* **EXERCISE**: Check the listing below for lines that hold "OTHERS". How many are there? Please give only the number.
┌─ DATASET ENTRIES
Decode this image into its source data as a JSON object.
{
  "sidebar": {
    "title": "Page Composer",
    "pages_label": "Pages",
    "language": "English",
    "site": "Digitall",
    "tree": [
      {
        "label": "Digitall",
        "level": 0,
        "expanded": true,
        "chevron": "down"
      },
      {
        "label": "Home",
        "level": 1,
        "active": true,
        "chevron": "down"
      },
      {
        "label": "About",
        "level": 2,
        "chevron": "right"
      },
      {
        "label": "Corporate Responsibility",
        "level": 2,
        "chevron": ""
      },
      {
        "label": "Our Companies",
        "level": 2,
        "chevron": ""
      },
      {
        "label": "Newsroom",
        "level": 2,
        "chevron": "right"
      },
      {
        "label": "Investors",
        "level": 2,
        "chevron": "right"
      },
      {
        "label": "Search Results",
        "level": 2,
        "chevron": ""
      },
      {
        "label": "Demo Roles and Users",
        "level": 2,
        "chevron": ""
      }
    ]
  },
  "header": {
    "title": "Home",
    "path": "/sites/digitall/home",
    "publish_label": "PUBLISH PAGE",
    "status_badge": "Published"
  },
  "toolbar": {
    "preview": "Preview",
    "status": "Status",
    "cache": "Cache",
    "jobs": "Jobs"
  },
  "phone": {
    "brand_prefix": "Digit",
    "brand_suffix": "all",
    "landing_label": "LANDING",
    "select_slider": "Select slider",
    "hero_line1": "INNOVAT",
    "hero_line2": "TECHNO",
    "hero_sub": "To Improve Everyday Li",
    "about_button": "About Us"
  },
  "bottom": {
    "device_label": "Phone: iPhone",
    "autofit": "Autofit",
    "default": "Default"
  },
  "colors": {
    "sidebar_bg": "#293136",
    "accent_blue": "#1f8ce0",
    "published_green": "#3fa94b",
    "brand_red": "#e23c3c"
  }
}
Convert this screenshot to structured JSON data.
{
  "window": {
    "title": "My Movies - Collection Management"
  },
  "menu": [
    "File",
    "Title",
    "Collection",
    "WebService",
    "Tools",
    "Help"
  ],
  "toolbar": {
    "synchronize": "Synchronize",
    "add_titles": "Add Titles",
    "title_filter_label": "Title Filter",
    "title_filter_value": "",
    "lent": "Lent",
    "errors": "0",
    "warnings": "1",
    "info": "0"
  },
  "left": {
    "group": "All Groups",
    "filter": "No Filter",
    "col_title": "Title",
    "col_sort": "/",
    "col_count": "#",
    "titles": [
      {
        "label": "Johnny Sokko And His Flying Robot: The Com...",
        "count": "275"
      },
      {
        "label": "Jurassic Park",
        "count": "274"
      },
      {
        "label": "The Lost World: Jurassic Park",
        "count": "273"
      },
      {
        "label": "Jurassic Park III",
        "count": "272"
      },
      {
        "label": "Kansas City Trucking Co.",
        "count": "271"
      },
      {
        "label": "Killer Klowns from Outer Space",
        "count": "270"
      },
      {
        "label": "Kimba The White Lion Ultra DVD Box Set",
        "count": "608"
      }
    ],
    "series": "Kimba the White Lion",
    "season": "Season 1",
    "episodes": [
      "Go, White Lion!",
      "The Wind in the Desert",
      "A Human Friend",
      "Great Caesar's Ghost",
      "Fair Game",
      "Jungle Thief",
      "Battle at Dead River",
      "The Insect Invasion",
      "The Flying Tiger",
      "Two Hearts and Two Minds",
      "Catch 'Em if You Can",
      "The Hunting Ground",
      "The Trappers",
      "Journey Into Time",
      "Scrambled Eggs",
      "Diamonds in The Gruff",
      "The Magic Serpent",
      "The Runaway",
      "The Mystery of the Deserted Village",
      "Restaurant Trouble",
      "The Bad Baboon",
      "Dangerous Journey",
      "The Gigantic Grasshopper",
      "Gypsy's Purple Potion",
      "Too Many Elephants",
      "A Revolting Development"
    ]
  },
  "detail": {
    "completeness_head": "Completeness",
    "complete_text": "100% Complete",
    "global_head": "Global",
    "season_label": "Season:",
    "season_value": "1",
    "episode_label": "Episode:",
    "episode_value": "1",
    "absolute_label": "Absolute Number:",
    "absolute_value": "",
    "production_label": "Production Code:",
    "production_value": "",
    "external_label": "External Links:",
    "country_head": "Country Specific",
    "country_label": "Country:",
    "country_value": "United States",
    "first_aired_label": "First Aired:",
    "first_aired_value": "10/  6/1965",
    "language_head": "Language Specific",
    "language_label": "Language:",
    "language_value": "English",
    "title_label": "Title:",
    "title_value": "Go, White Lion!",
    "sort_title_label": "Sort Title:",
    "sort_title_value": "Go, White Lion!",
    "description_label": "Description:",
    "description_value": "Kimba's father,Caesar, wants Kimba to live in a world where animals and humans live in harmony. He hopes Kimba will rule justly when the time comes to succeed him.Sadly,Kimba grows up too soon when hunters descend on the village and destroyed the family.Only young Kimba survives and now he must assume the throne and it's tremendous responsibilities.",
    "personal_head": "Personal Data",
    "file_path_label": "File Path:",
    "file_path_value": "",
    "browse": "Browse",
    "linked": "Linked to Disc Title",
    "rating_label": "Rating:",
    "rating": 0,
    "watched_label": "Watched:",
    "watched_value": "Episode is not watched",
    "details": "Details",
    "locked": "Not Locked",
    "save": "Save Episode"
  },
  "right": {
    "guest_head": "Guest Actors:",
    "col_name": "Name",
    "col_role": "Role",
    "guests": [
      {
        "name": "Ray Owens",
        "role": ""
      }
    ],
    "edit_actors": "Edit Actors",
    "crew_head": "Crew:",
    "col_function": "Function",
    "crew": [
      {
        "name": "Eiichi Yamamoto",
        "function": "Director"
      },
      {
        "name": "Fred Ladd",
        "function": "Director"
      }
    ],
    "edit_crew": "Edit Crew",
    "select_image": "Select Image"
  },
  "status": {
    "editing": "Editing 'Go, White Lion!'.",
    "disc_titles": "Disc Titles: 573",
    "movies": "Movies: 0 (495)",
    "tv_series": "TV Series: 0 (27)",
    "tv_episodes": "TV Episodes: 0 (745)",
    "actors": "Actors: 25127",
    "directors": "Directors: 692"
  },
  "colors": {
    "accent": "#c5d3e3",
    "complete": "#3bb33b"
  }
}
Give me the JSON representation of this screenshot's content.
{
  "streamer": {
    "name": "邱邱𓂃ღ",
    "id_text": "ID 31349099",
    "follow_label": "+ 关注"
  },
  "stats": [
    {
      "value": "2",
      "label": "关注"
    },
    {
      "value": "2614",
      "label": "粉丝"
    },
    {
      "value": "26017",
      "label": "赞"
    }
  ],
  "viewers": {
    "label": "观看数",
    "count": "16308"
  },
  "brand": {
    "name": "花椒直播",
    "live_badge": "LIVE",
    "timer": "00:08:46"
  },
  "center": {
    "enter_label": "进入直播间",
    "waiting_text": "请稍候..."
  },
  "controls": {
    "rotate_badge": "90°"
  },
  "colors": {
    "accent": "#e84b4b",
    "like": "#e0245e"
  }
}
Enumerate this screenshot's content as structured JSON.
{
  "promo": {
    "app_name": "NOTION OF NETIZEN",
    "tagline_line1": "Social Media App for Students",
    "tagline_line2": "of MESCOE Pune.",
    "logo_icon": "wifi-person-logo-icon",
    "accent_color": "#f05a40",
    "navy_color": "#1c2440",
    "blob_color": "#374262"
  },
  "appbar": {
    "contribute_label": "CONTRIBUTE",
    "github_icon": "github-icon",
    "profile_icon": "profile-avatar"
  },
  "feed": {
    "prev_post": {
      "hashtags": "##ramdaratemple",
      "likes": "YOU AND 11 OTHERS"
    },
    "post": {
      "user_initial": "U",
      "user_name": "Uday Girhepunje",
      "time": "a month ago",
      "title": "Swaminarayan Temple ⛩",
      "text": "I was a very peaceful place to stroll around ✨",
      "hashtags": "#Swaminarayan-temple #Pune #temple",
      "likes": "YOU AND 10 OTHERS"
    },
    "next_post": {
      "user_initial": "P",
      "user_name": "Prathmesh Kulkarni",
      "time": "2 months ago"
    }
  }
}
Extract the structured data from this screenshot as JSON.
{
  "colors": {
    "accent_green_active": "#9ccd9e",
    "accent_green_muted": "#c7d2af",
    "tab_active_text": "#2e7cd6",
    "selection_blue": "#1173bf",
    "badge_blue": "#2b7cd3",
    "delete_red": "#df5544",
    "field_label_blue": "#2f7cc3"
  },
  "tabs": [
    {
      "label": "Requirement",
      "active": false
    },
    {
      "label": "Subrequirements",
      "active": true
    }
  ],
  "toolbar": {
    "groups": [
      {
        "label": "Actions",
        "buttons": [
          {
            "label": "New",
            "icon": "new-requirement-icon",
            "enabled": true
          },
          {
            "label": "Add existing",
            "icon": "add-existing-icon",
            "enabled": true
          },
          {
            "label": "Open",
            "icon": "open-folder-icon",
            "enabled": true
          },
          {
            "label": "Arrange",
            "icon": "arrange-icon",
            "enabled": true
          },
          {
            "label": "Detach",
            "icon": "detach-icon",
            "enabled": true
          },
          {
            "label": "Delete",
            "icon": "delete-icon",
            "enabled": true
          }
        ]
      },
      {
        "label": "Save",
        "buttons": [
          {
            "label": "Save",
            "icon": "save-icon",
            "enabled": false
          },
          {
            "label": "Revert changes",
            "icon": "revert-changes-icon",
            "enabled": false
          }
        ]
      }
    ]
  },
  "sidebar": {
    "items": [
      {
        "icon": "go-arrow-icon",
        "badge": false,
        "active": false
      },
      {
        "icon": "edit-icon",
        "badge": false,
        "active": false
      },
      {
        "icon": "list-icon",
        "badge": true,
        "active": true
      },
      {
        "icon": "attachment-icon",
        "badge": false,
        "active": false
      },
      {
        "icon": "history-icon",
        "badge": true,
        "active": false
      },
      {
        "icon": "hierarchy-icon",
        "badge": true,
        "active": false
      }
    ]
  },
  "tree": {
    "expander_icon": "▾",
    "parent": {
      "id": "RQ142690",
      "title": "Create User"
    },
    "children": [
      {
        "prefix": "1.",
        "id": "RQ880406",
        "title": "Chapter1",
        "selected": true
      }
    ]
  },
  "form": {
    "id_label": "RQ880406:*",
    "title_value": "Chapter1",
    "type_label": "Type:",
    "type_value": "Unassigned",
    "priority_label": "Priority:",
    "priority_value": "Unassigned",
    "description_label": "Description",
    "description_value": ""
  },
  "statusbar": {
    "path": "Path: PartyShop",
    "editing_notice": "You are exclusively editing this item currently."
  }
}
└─
* **RESULT**: 2